**WHAT IS BEING ASKED**
Print each record below character for character.
════════════════
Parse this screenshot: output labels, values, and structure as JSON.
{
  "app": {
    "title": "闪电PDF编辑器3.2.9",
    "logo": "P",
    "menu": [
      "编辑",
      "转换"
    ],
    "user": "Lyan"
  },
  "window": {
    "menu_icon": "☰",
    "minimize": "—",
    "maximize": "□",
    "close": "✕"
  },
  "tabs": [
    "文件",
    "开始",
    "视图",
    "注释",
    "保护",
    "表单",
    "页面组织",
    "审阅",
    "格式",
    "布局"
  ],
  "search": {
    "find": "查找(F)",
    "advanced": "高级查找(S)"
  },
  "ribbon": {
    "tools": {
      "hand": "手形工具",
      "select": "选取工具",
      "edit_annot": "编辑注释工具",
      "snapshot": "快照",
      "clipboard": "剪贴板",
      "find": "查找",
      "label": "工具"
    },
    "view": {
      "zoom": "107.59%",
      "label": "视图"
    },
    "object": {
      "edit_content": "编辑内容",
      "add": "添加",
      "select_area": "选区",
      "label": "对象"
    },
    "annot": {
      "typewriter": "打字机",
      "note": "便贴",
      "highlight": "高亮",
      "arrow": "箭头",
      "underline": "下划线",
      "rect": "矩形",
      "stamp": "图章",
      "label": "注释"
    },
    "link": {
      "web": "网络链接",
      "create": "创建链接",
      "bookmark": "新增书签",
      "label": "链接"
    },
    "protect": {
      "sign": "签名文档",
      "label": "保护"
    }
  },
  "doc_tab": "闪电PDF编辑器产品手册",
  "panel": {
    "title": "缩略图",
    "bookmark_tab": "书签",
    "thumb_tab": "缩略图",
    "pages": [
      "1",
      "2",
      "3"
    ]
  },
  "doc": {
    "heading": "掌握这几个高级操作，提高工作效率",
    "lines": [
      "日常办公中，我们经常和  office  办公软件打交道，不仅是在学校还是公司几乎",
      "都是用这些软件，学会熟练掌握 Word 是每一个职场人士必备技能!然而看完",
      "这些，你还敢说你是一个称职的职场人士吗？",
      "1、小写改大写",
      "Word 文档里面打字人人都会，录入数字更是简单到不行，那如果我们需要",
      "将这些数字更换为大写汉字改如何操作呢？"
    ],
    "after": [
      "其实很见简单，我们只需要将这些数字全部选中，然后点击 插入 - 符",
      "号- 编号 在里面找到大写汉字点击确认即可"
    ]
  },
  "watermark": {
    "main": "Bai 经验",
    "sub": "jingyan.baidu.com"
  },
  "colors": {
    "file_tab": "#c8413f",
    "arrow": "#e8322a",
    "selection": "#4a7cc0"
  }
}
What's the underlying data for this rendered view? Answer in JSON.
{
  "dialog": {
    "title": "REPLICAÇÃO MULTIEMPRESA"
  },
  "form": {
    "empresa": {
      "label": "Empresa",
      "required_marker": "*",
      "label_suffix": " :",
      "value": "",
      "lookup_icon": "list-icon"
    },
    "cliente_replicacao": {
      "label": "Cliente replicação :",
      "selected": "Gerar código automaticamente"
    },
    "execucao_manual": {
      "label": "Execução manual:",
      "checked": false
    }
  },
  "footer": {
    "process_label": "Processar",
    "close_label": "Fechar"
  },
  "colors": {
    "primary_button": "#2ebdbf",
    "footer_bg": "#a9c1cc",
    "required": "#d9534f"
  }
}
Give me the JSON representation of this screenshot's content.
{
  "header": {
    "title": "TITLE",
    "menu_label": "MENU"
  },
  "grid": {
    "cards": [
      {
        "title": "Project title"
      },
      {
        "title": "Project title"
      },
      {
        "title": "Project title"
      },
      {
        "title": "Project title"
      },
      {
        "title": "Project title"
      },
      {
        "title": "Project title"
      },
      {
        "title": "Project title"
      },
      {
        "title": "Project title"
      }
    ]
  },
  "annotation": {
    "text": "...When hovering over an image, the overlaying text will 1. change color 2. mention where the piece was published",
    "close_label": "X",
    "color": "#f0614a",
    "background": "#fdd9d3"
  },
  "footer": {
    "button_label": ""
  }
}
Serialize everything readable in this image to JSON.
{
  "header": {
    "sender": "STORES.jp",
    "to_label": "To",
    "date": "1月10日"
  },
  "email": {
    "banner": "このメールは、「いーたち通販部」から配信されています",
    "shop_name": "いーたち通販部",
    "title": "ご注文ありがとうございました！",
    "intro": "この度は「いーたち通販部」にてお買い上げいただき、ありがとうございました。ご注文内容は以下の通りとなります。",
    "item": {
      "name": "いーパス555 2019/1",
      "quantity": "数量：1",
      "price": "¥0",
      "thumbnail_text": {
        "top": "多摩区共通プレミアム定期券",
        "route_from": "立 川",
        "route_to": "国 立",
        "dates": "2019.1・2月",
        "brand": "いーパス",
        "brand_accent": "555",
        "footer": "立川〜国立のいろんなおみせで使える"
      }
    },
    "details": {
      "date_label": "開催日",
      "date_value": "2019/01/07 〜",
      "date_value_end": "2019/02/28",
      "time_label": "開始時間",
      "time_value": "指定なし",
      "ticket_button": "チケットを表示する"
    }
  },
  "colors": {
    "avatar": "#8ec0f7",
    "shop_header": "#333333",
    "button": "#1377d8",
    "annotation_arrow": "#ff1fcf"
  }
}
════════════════
**TASK OUTPUT**
Parse this screenshot: output labels, values, and structure as JSON.
{
  "app": {
    "title": "闪电PDF编辑器3.2.9",
    "logo": "P",
    "menu": [
      "编辑",
      "转换"
    ],
    "user": "Lyan"
  },
  "window": {
    "menu_icon": "☰",
    "minimize": "—",
    "maximize": "□",
    "close": "✕"
  },
  "tabs": [
    "文件",
    "开始",
    "视图",
    "注释",
    "保护",
    "表单",
    "页面组织",
    "审阅",
    "格式",
    "布局"
  ],
  "search": {
    "find": "查找(F)",
    "advanced": "高级查找(S)"
  },
  "ribbon": {
    "tools": {
      "hand": "手形工具",
      "select": "选取工具",
      "edit_annot": "编辑注释工具",
      "snapshot": "快照",
      "clipboard": "剪贴板",
      "find": "查找",
      "label": "工具"
    },
    "view": {
      "zoom": "107.59%",
      "label": "视图"
    },
    "object": {
      "edit_content": "编辑内容",
      "add": "添加",
      "select_area": "选区",
      "label": "对象"
    },
    "annot": {
      "typewriter": "打字机",
      "note": "便贴",
      "highlight": "高亮",
      "arrow": "箭头",
      "underline": "下划线",
      "rect": "矩形",
      "stamp": "图章",
      "label": "注释"
    },
    "link": {
      "web": "网络链接",
      "create": "创建链接",
      "bookmark": "新增书签",
      "label": "链接"
    },
    "protect": {
      "sign": "签名文档",
      "label": "保护"
    }
  },
  "doc_tab": "闪电PDF编辑器产品手册",
  "panel": {
    "title": "缩略图",
    "bookmark_tab": "书签",
    "thumb_tab": "缩略图",
    "pages": [
      "1",
      "2",
      "3"
    ]
  },
  "doc": {
    "heading": "掌握这几个高级操作，提高工作效率",
    "lines": [
      "日常办公中，我们经常和  office  办公软件打交道，不仅是在学校还是公司几乎",
      "都是用这些软件，学会熟练掌握 Word 是每一个职场人士必备技能!然而看完",
      "这些，你还敢说你是一个称职的职场人士吗？",
      "1、小写改大写",
      "Word 文档里面打字人人都会，录入数字更是简单到不行，那如果我们需要",
      "将这些数字更换为大写汉字改如何操作呢？"
    ],
    "after": [
      "其实很见简单，我们只需要将这些数字全部选中，然后点击 插入 - 符",
      "号- 编号 在里面找到大写汉字点击确认即可"
    ]
  },
  "watermark": {
    "main": "Bai 经验",
    "sub": "jingyan.baidu.com"
  },
  "colors": {
    "file_tab": "#c8413f",
    "arrow": "#e8322a",
    "selection": "#4a7cc0"
  }
}
What's the underlying data for this rendered view? Answer in JSON.
{
  "dialog": {
    "title": "REPLICAÇÃO MULTIEMPRESA"
  },
  "form": {
    "empresa": {
      "label": "Empresa",
      "required_marker": "*",
      "label_suffix": " :",
      "value": "",
      "lookup_icon": "list-icon"
    },
    "cliente_replicacao": {
      "label": "Cliente replicação :",
      "selected": "Gerar código automaticamente"
    },
    "execucao_manual": {
      "label": "Execução manual:",
      "checked": false
    }
  },
  "footer": {
    "process_label": "Processar",
    "close_label": "Fechar"
  },
  "colors": {
    "primary_button": "#2ebdbf",
    "footer_bg": "#a9c1cc",
    "required": "#d9534f"
  }
}
Give me the JSON representation of this screenshot's content.
{
  "header": {
    "title": "TITLE",
    "menu_label": "MENU"
  },
  "grid": {
    "cards": [
      {
        "title": "Project title"
      },
      {
        "title": "Project title"
      },
      {
        "title": "Project title"
      },
      {
        "title": "Project title"
      },
      {
        "title": "Project title"
      },
      {
        "title": "Project title"
      },
      {
        "title": "Project title"
      },
      {
        "title": "Project title"
      }
    ]
  },
  "annotation": {
    "text": "...When hovering over an image, the overlaying text will 1. change color 2. mention where the piece was published",
    "close_label": "X",
    "color": "#f0614a",
    "background": "#fdd9d3"
  },
  "footer": {
    "button_label": ""
  }
}
Serialize everything readable in this image to JSON.
{
  "header": {
    "sender": "STORES.jp",
    "to_label": "To",
    "date": "1月10日"
  },
  "email": {
    "banner": "このメールは、「いーたち通販部」から配信されています",
    "shop_name": "いーたち通販部",
    "title": "ご注文ありがとうございました！",
    "intro": "この度は「いーたち通販部」にてお買い上げいただき、ありがとうございました。ご注文内容は以下の通りとなります。",
    "item": {
      "name": "いーパス555 2019/1",
      "quantity": "数量：1",
      "price": "¥0",
      "thumbnail_text": {
        "top": "多摩区共通プレミアム定期券",
        "route_from": "立 川",
        "route_to": "国 立",
        "dates": "2019.1・2月",
        "brand": "いーパス",
        "brand_accent": "555",
        "footer": "立川〜国立のいろんなおみせで使える"
      }
    },
    "details": {
      "date_label": "開催日",
      "date_value": "2019/01/07 〜",
      "date_value_end": "2019/02/28",
      "time_label": "開始時間",
      "time_value": "指定なし",
      "ticket_button": "チケットを表示する"
    }
  },
  "colors": {
    "avatar": "#8ec0f7",
    "shop_header": "#333333",
    "button": "#1377d8",
    "annotation_arrow": "#ff1fcf"
  }
}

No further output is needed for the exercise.